I could be wrong though, but since you asked how such bounds are derived, this is one way to approach this problem.

• Thanks - I think you are correct that the scaling of the result stated in the question seems to be off. I checked again with the original source, and that is what they have - maybe they forgot an inverse along the way. I think I've managed to derive a closed-form solution to the problem based on your hint - I've posted my solution for reference. – madnessweasley Mar 31 '18 at 1:49
• I've also noted in the question that the authors propose the bound for $r$ for the case when $\varepsilon \to 0$. – madnessweasley Mar 31 '18 at 1:55
• Yeah, your answer looks right. Generally, people would do it using the Chernoff bound I think, since it is more "closed form" than using the error function, and tells you the behavior more clearly in my opinion, but that is just a preference issue. – E-A Mar 31 '18 at 14:56

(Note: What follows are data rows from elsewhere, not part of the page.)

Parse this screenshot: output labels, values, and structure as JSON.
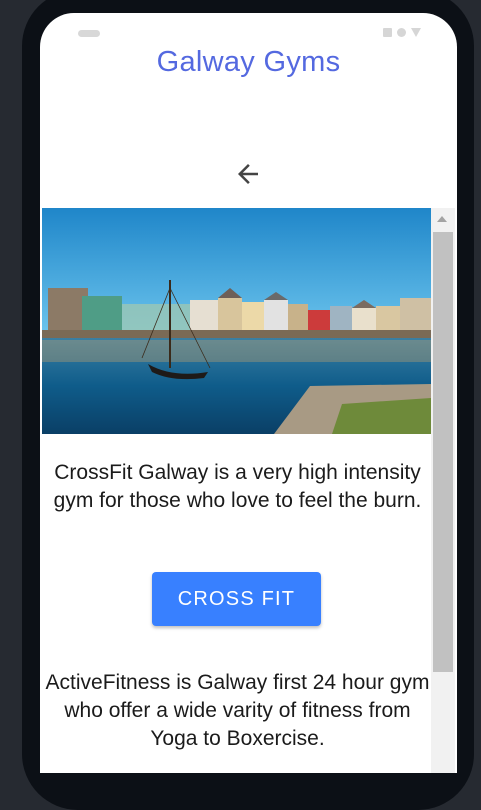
{
  "app": {
    "title": "Galway Gyms"
  },
  "nav": {
    "back_icon": "arrow-left-icon"
  },
  "hero": {
    "alt": "Galway harbour with colourful houses and a sailing boat"
  },
  "gyms": [
    {
      "description": "CrossFit Galway is a very high intensity gym for those who love to feel the burn.",
      "button_label": "CROSS FIT"
    },
    {
      "description": "ActiveFitness is Galway first 24 hour gym who offer a wide varity of fitness from Yoga to Boxercise."
    }
  ],
  "colors": {
    "title": "#5469e0",
    "button": "#3880ff",
    "background": "#262a31"
  }
}
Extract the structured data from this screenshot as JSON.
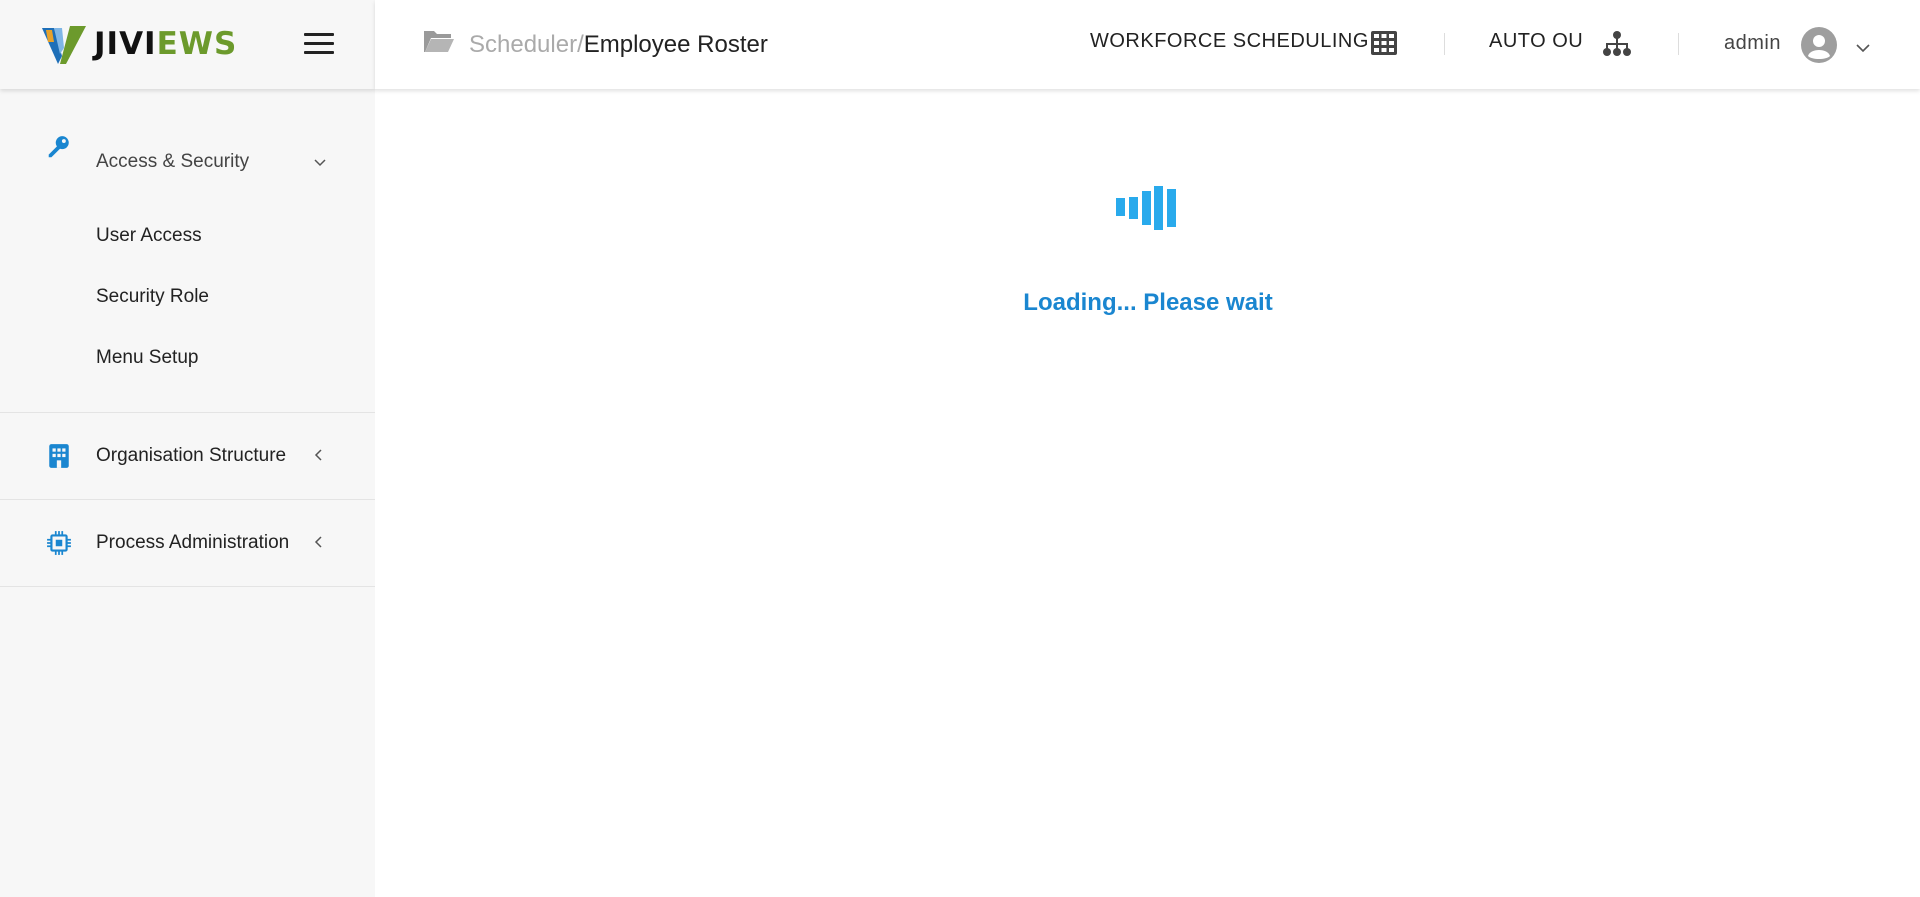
{
  "brand": {
    "name_part1": "JIVI",
    "name_part2": "EWS"
  },
  "sidebar": {
    "sections": [
      {
        "label": "Access & Security",
        "icon": "key-icon",
        "expanded": true,
        "items": [
          {
            "label": "User Access"
          },
          {
            "label": "Security Role"
          },
          {
            "label": "Menu Setup"
          }
        ]
      },
      {
        "label": "Organisation Structure",
        "icon": "building-icon",
        "expanded": false
      },
      {
        "label": "Process Administration",
        "icon": "chip-icon",
        "expanded": false
      }
    ]
  },
  "header": {
    "breadcrumb": {
      "parent": "Scheduler",
      "separator": "/",
      "current": "Employee Roster"
    },
    "module": "WORKFORCE SCHEDULING",
    "org_unit": "AUTO OU",
    "user": "admin"
  },
  "main": {
    "loading_text": "Loading... Please wait"
  },
  "colors": {
    "accent": "#1a86d0",
    "loader": "#29aaec",
    "brand_green": "#6c9a2c"
  }
}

Based on user E-A's hint, I've derived a related description of the feasible region.

Consider the following equivalent form of the chance constraint: $$\left\lbrace x \in \mathbb{R}^n : \text{Prob}\left(\xi^{\text{T}} \frac{x}{\left\lVert x\right\rVert} \leq \frac{1}{\left\lVert x\right\rVert}\right) \geq 1 - \varepsilon \right\rbrace.$$ Since the distribution of $\xi$ is spherically symmetric, we can choose $\frac{x}{\left\lVert x \right\rVert}$ to be the unit vector along the first coordinate direction, which then yields the following condition for the (maximal) radius $r$: $$\text{Prob}\left(\xi_1 \leq \frac{1}{r}\right) = 1 - \varepsilon \implies \text{Prob}\left(\xi_1 \geq \frac{1}{r}\right) = \varepsilon.$$ Since $\xi_1 \sim \mathcal{N}(0,1)$, we can simplify this to $$1 - \Phi\left( \frac{1}{r} \right) = \frac{1}{2}\left[1 - \text{erf}\left(\frac{1}{\sqrt{2}r}\right) \right] = \varepsilon \implies r = \frac{1}{\sqrt{2}\text{erf}^{-1}(1-2\varepsilon)}.$$ For $\varepsilon \ll 1$, we can use the approximation $\text{erf}^{-1}(1-2\varepsilon) \sim \sqrt{-\log\left[1-(1-2\varepsilon)^2\right]} = \sqrt{-\log\left[4\varepsilon - 4\varepsilon^2\right]}$ to get $$r \sim \frac{1}{\sqrt{-2 \log\left[4\varepsilon - 4\varepsilon^2\right]}},$$ which also agrees with the scaling argument put forth by user E-A.